§ Top read: Over at Graphic NYC, Tom Hart explores some modes of storytelling via two movie directors:
David Mamet and Werner Herzog are the Apollo and Dionysis of movie-making. Forgive me, I’m pitting them against each other partially because they’ve each created works I adore, but also because Mamet himself has in essence already done so.
§ King Con co-organizer Mike Zagari wraps up the show.
After helping run King Con, I have to admit that even though we were faced with many skeptical individuals, I think we ran a fantastic first show. Yes, we hit a few speed bumps along the way, but everyone helping us put the event together (which was the first time most of them had been exposed to running a show like this) brought in the elevated energy to make it a success. We weren’t trying to one-up any other con or be the biggest con in NYC, but rather just run a great show filled with all the talented comic and animation folk that are passionate about their work. I don’t blame some for being skeptical, but it’s definitely the optimists that made the show have such a great vibe!
§ Douglas Wolk’s weekly comics buying list is always a highlight of the week.
§ In conversation with Tim O’Shea, Dwight L. MacPherson offers a beginnings guide to steampunk
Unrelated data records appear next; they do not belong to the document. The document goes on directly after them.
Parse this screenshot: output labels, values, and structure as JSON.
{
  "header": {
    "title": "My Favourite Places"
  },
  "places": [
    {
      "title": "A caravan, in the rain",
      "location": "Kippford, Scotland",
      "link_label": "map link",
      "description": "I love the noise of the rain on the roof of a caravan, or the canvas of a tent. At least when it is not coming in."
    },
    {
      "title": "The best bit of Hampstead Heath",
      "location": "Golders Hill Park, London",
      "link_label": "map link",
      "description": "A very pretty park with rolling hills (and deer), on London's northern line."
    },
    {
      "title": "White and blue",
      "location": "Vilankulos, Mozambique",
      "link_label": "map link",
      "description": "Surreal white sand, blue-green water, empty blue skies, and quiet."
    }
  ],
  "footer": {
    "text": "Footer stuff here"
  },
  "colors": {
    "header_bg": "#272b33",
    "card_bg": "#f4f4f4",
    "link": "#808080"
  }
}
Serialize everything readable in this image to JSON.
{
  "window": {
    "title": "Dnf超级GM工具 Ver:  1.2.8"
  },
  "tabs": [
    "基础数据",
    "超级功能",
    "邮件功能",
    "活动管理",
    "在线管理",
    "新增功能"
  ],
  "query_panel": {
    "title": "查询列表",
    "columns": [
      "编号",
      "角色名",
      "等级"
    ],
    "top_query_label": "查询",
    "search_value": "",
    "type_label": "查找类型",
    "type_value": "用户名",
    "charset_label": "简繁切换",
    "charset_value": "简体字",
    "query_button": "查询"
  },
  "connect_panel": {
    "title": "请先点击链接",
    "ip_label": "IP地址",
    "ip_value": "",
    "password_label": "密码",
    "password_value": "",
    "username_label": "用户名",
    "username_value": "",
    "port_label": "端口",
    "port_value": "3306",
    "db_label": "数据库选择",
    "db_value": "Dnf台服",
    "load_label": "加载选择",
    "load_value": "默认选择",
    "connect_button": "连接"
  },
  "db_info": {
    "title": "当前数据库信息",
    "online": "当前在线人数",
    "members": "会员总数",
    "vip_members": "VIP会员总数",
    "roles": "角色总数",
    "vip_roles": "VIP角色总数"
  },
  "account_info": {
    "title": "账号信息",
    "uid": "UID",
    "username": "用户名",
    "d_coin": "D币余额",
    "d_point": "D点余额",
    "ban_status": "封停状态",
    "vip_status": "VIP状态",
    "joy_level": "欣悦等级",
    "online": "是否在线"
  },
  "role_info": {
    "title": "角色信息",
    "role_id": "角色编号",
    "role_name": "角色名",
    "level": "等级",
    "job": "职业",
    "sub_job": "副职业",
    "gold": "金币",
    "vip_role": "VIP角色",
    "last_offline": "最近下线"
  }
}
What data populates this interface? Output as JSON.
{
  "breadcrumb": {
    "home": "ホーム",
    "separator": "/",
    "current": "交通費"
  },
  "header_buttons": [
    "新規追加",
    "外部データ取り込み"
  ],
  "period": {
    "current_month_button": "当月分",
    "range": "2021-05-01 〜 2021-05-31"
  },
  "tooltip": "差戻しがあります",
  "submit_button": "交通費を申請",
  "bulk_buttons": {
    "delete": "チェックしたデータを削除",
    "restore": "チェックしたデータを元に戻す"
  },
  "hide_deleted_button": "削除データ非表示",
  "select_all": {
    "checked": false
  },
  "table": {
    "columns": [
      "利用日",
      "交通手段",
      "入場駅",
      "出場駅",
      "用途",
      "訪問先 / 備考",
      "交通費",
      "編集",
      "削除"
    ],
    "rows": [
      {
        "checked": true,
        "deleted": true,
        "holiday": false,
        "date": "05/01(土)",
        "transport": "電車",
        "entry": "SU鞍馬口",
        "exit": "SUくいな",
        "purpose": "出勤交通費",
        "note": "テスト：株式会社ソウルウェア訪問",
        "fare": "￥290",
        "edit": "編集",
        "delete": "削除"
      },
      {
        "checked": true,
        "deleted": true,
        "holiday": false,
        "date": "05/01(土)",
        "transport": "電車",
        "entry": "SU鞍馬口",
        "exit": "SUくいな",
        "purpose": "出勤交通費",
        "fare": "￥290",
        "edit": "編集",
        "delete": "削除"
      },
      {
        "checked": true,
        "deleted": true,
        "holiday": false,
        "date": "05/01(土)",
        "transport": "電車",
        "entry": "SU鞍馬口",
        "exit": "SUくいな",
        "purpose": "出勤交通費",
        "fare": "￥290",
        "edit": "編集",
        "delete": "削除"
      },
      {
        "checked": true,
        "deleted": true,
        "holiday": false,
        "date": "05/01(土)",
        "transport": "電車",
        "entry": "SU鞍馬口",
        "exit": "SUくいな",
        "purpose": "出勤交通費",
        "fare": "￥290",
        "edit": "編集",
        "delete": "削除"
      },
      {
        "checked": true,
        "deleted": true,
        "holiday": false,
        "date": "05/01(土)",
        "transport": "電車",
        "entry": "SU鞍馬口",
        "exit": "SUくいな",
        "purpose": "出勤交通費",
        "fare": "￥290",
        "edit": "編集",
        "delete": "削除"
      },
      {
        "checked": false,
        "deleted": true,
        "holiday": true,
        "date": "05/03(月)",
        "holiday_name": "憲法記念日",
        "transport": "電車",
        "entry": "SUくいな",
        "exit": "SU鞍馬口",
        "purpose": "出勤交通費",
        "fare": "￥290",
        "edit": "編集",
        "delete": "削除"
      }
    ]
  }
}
Steampunk fiction is a sub-genre of science-fiction and fantasy. Stories generally take place during Victorian times (hence the “steam”) and contain fictional technological advancements (such as steam-powered robots, laser rays, battle dirigibles, etc.) or technology that was created at a much later date (such as the computer). Because of the inclusion of futuristic technology, alternate history is also a large part of most steampunk fiction. The works of H.G. Wells and Jules Verne are prime examples of steampunk fiction, as are the novels “The Anubis Gates” by Tim Powers and “The Difference Engine” by William Gibson and Bruce Sterling, and the classic television show “The Wild, Wild West.”
§ Think Britcoms are the bee’s knees, from Fawlty to Boosh? YOU may feel differently about the British Empire after reading this post on Topless Robot.
That reminds us, we were at Borders the other night and they were selling shrink-wrapped 3-packs of volumes 1-3. Is that a chain-exclusive?
§ BC also has a report by Paul Tierney on Eddie Campbell At ComICA
Eddie Campbell has lost his bag. He looks agitated, all the valuables are in it. The audience is worried: How could this happen? What can we do? He’s telling us that he just told his wife that the bag is gone. She replied that he gave her the bag 10 minutes ago. Proceedings aren’t even under-way yet and we’re already being treated to a story from Campbell, one that touches upon family life, ageing and failing memory, and perhaps the reluctance of the artist to be fully engaged with the mundane reality of bag location. Neatly encapsulating many of the topics tonight’s conversation will touch upon. And he delivered it in far less time than it’s taken me to describe it.
§ Kristy Valenti recalls an early — well, 10 year old — example of comics/lit crossover:
1999’s Bread & Wine, a 44 pp., squarebound 10″ X 8″ autobio comic written by black, gay science-fiction writer, professor and theorist Samuel R. Delany and drawn by artist /martial arts instructor Mia Wolff, is difficult to write critically about; I’m afraid I’m going to lapse into mere rhapsodic description. (In all fairness, I think that Alan Moore, who wrote the intro, occasionally struggles with this impulse too; at times, his habitual purple prose goes positively eggplant.) Which is too bad: Bread & Wine: An Erotic Tale of New York —the story, told in flashback, of how Delany became a couple with a homeless man, Dennis — is a rich text deserving informed analysis and a sense of how it fits into Delany’s larger body of work.
We would jump in there with praise as well — Delany’s tale is one of the best-written true life comics ever, and one of the most amazing stories.